= Beginning of Section =

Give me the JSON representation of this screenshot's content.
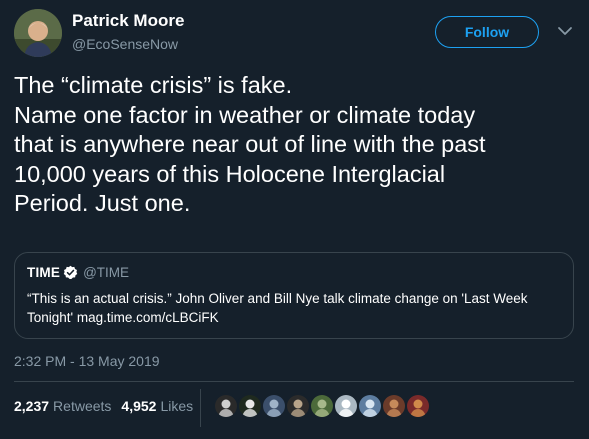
{
  "author": {
    "name": "Patrick Moore",
    "handle": "@EcoSenseNow"
  },
  "follow_button": {
    "label": "Follow"
  },
  "tweet": {
    "lines": [
      "The “climate crisis” is fake.",
      "Name one factor in weather or climate today",
      "that is anywhere near out of line with the past",
      "10,000 years of this Holocene Interglacial",
      "Period. Just one."
    ]
  },
  "quote": {
    "name": "TIME",
    "handle": "@TIME",
    "text": "“This is an actual crisis.” John Oliver and Bill Nye talk climate change on 'Last Week Tonight' mag.time.com/cLBCiFK"
  },
  "timestamp": "2:32 PM - 13 May 2019",
  "stats": {
    "retweets_count": "2,237",
    "retweets_label": "Retweets",
    "likes_count": "4,952",
    "likes_label": "Likes"
  },
  "colors": {
    "background": "#15202b",
    "accent": "#1da1f2",
    "muted": "#8899a6",
    "border": "#38444d"
  },
  "icons": {
    "verified": "verified-badge-icon",
    "chevron": "chevron-down-icon"
  },
  "likers": [
    {
      "colors": [
        "#2a2a2a",
        "#cfcfcf"
      ]
    },
    {
      "colors": [
        "#1f2a1f",
        "#e8e8e8"
      ]
    },
    {
      "colors": [
        "#3b4f6b",
        "#9fb3c8"
      ]
    },
    {
      "colors": [
        "#2b2b2b",
        "#b8a48a"
      ]
    },
    {
      "colors": [
        "#4c6a3a",
        "#a7b98a"
      ]
    },
    {
      "colors": [
        "#aab8c2",
        "#ffffff"
      ]
    },
    {
      "colors": [
        "#5d7da0",
        "#d8e6f2"
      ]
    },
    {
      "colors": [
        "#6b3b2a",
        "#c68a5a"
      ]
    },
    {
      "colors": [
        "#7a2a2a",
        "#d08a4a"
      ]
    }
  ]
}
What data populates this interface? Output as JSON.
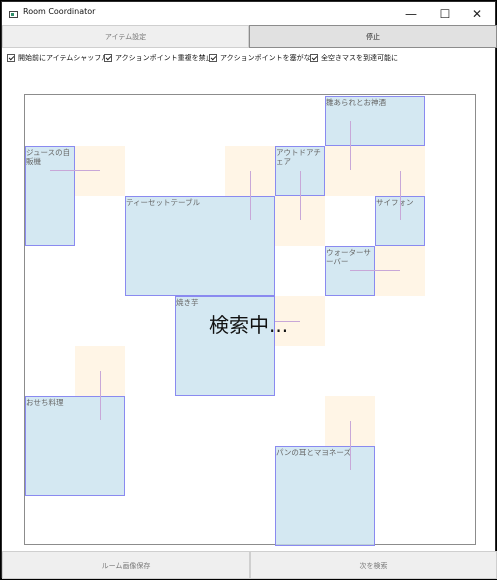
{
  "window": {
    "title": "Room Coordinator",
    "minimize": "—",
    "maximize": "☐",
    "close": "✕"
  },
  "tabs": {
    "items": "アイテム設定",
    "stop": "停止"
  },
  "options": [
    {
      "label": "開始前にアイテムシャッフル",
      "checked": true
    },
    {
      "label": "アクションポイント重複を禁止",
      "checked": true
    },
    {
      "label": "アクションポイントを塞がない",
      "checked": true
    },
    {
      "label": "全空きマスを到達可能に",
      "checked": true
    }
  ],
  "items": {
    "juice": "ジュースの自販機",
    "tea": "ティーセットテーブル",
    "yakiimo": "焼き芋",
    "outdoor": "アウトドアチェア",
    "hinamatsuri": "雛あられとお神酒",
    "siphon": "サイフォン",
    "water": "ウォーターサーバー",
    "osechi": "おせち料理",
    "pan": "パンの耳とマヨネーズ"
  },
  "status": {
    "searching": "検索中..."
  },
  "footer": {
    "save": "ルーム画像保存",
    "next": "次を検索"
  },
  "colors": {
    "item_fill": "#c8e1ee",
    "item_border": "#8a8af0",
    "action_zone": "#fff5e6",
    "action_line": "#c8a7d8"
  }
}
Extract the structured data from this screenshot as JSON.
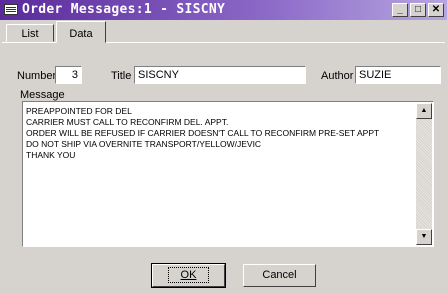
{
  "window": {
    "title": "Order Messages:1 - SISCNY"
  },
  "tabs": [
    {
      "label": "List"
    },
    {
      "label": "Data"
    }
  ],
  "form": {
    "number_label": "Number",
    "number_value": "3",
    "title_label": "Title",
    "title_value": "SISCNY",
    "author_label": "Author",
    "author_value": "SUZIE",
    "message_label": "Message",
    "message_lines": [
      "PREAPPOINTED FOR DEL",
      "CARRIER MUST CALL TO RECONFIRM DEL. APPT.",
      "ORDER WILL BE REFUSED IF CARRIER DOESN'T CALL TO RECONFIRM PRE-SET APPT",
      "DO NOT SHIP VIA OVERNITE TRANSPORT/YELLOW/JEVIC",
      "THANK YOU"
    ]
  },
  "buttons": {
    "ok_label": "OK",
    "cancel_label": "Cancel"
  }
}
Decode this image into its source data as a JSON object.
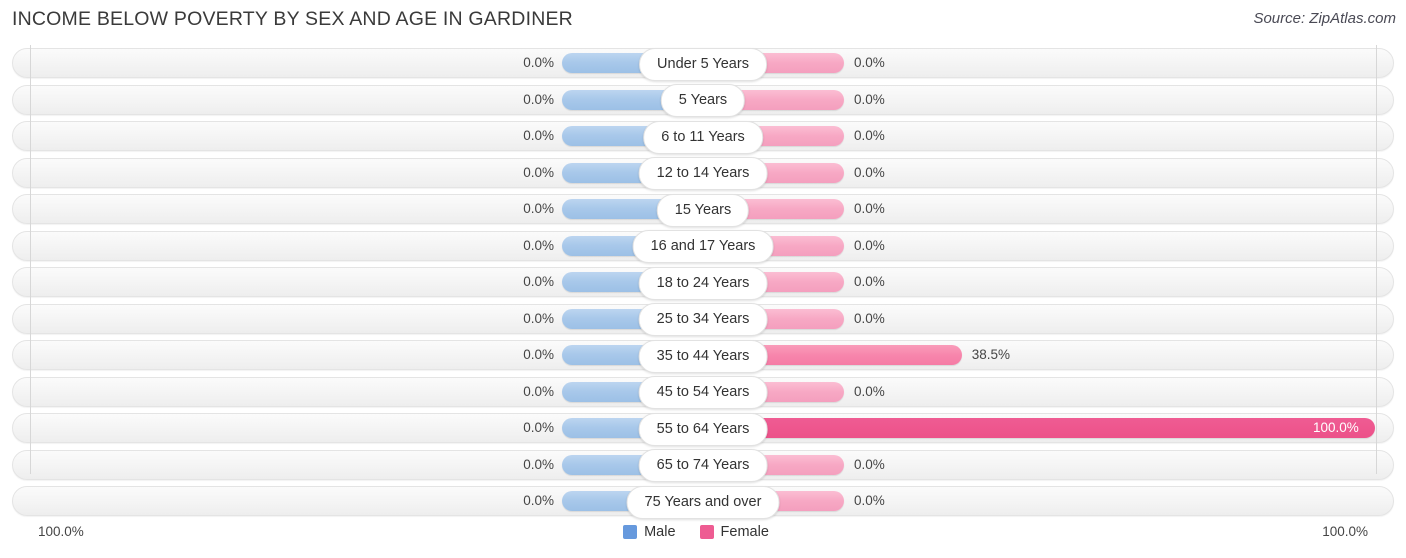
{
  "header": {
    "title": "INCOME BELOW POVERTY BY SEX AND AGE IN GARDINER",
    "source": "Source: ZipAtlas.com"
  },
  "axis": {
    "left_label": "100.0%",
    "right_label": "100.0%",
    "max": 100.0
  },
  "legend": {
    "items": [
      {
        "label": "Male",
        "color": "#6699DD"
      },
      {
        "label": "Female",
        "color": "#EE5C92"
      }
    ]
  },
  "colors": {
    "male_bar": "#A8C8EA",
    "female_zero": "#F7A8C4",
    "female_mid": "#F786AC",
    "female_full": "#EF5C93",
    "track": "#F4F4F4",
    "label_pill": "#FFFFFF",
    "text": "#454545"
  },
  "chart_data": {
    "type": "bar",
    "title": "INCOME BELOW POVERTY BY SEX AND AGE IN GARDINER",
    "subtitle": "Source: ZipAtlas.com",
    "orientation": "horizontal-diverging",
    "xlabel": "",
    "ylabel": "",
    "xlim": [
      0,
      100
    ],
    "grid": false,
    "legend_position": "bottom-center",
    "categories": [
      "Under 5 Years",
      "5 Years",
      "6 to 11 Years",
      "12 to 14 Years",
      "15 Years",
      "16 and 17 Years",
      "18 to 24 Years",
      "25 to 34 Years",
      "35 to 44 Years",
      "45 to 54 Years",
      "55 to 64 Years",
      "65 to 74 Years",
      "75 Years and over"
    ],
    "series": [
      {
        "name": "Male",
        "values": [
          0.0,
          0.0,
          0.0,
          0.0,
          0.0,
          0.0,
          0.0,
          0.0,
          0.0,
          0.0,
          0.0,
          0.0,
          0.0
        ],
        "labels": [
          "0.0%",
          "0.0%",
          "0.0%",
          "0.0%",
          "0.0%",
          "0.0%",
          "0.0%",
          "0.0%",
          "0.0%",
          "0.0%",
          "0.0%",
          "0.0%",
          "0.0%"
        ]
      },
      {
        "name": "Female",
        "values": [
          0.0,
          0.0,
          0.0,
          0.0,
          0.0,
          0.0,
          0.0,
          0.0,
          38.5,
          0.0,
          100.0,
          0.0,
          0.0
        ],
        "labels": [
          "0.0%",
          "0.0%",
          "0.0%",
          "0.0%",
          "0.0%",
          "0.0%",
          "0.0%",
          "0.0%",
          "38.5%",
          "0.0%",
          "100.0%",
          "0.0%",
          "0.0%"
        ]
      }
    ]
  }
}
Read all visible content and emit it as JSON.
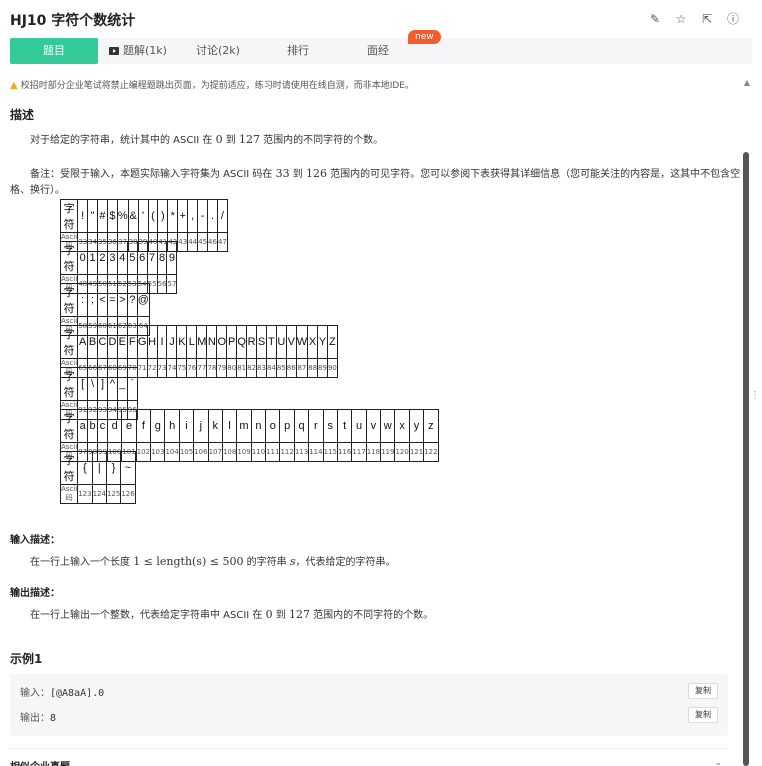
{
  "header": {
    "title": "HJ10  字符个数统计",
    "icons": [
      "edit-icon",
      "star-icon",
      "share-icon",
      "info-icon"
    ]
  },
  "tabs": [
    {
      "label": "题目",
      "active": true
    },
    {
      "label": "题解(1k)",
      "icon": "video-icon"
    },
    {
      "label": "讨论(2k)"
    },
    {
      "label": "排行"
    },
    {
      "label": "面经"
    }
  ],
  "new_badge": "new",
  "warning": "校招时部分企业笔试将禁止编程题跳出页面，为提前适应，练习时请使用在线自测，而非本地IDE。",
  "description": {
    "title": "描述",
    "p1_a": "对于给定的字符串，统计其中的 ASCII 在 ",
    "p1_n1": "0",
    "p1_b": " 到 ",
    "p1_n2": "127",
    "p1_c": " 范围内的不同字符的个数。",
    "note_a": "备注：受限于输入，本题实际输入字符集为 ASCII 码在 ",
    "note_n1": "33",
    "note_b": " 到 ",
    "note_n2": "126",
    "note_c": " 范围内的可见字符。您可以参阅下表获得其详细信息（您可能关注的内容是，这其中不包含空格、换行）。"
  },
  "ascii_table": {
    "char_label": "字符",
    "code_label": "Ascii码",
    "rows": [
      {
        "chars": [
          "!",
          "\"",
          "#",
          "$",
          "%",
          "&",
          "'",
          "(",
          ")",
          "*",
          "+",
          ",",
          "-",
          ".",
          "/"
        ],
        "codes": [
          "33",
          "34",
          "35",
          "36",
          "37",
          "38",
          "39",
          "40",
          "41",
          "42",
          "43",
          "44",
          "45",
          "46",
          "47"
        ]
      },
      {
        "chars": [
          "0",
          "1",
          "2",
          "3",
          "4",
          "5",
          "6",
          "7",
          "8",
          "9"
        ],
        "codes": [
          "48",
          "49",
          "50",
          "51",
          "52",
          "53",
          "54",
          "55",
          "56",
          "57"
        ]
      },
      {
        "chars": [
          ":",
          ";",
          "<",
          "=",
          ">",
          "?",
          "@"
        ],
        "codes": [
          "58",
          "59",
          "60",
          "61",
          "62",
          "63",
          "64"
        ]
      },
      {
        "chars": [
          "A",
          "B",
          "C",
          "D",
          "E",
          "F",
          "G",
          "H",
          "I",
          "J",
          "K",
          "L",
          "M",
          "N",
          "O",
          "P",
          "Q",
          "R",
          "S",
          "T",
          "U",
          "V",
          "W",
          "X",
          "Y",
          "Z"
        ],
        "codes": [
          "65",
          "66",
          "67",
          "68",
          "69",
          "70",
          "71",
          "72",
          "73",
          "74",
          "75",
          "76",
          "77",
          "78",
          "79",
          "80",
          "81",
          "82",
          "83",
          "84",
          "85",
          "86",
          "87",
          "88",
          "89",
          "90"
        ]
      },
      {
        "chars": [
          "[",
          "\\",
          "]",
          "^",
          "_",
          "`"
        ],
        "codes": [
          "91",
          "92",
          "93",
          "94",
          "95",
          "96"
        ]
      },
      {
        "chars": [
          "a",
          "b",
          "c",
          "d",
          "e",
          "f",
          "g",
          "h",
          "i",
          "j",
          "k",
          "l",
          "m",
          "n",
          "o",
          "p",
          "q",
          "r",
          "s",
          "t",
          "u",
          "v",
          "w",
          "x",
          "y",
          "z"
        ],
        "codes": [
          "97",
          "98",
          "99",
          "100",
          "101",
          "102",
          "103",
          "104",
          "105",
          "106",
          "107",
          "108",
          "109",
          "110",
          "111",
          "112",
          "113",
          "114",
          "115",
          "116",
          "117",
          "118",
          "119",
          "120",
          "121",
          "122"
        ]
      },
      {
        "chars": [
          "{",
          "|",
          "}",
          "~"
        ],
        "codes": [
          "123",
          "124",
          "125",
          "126"
        ]
      }
    ]
  },
  "input_desc": {
    "title": "输入描述：",
    "text_a": "在一行上输入一个长度 ",
    "math": "1 ≤ length(s) ≤ 500",
    "text_b": " 的字符串 ",
    "var": "s",
    "text_c": "，代表给定的字符串。"
  },
  "output_desc": {
    "title": "输出描述：",
    "text_a": "在一行上输出一个整数，代表给定字符串中 ASCII 在 ",
    "n1": "0",
    "text_b": " 到 ",
    "n2": "127",
    "text_c": " 范围内的不同字符的个数。"
  },
  "example": {
    "title": "示例1",
    "input_label": "输入：",
    "input_value": "[@A8aA].0",
    "output_label": "输出：",
    "output_value": "8",
    "copy_label": "复制"
  },
  "related": {
    "title": "相似企业真题"
  }
}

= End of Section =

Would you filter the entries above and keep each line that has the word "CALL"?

## Answer box
      "CARRIER MUST CALL TO RECONFIRM DEL. APPT.",
      "ORDER WILL BE REFUSED IF CARRIER DOESN'T CALL TO RECONFIRM PRE-SET APPT",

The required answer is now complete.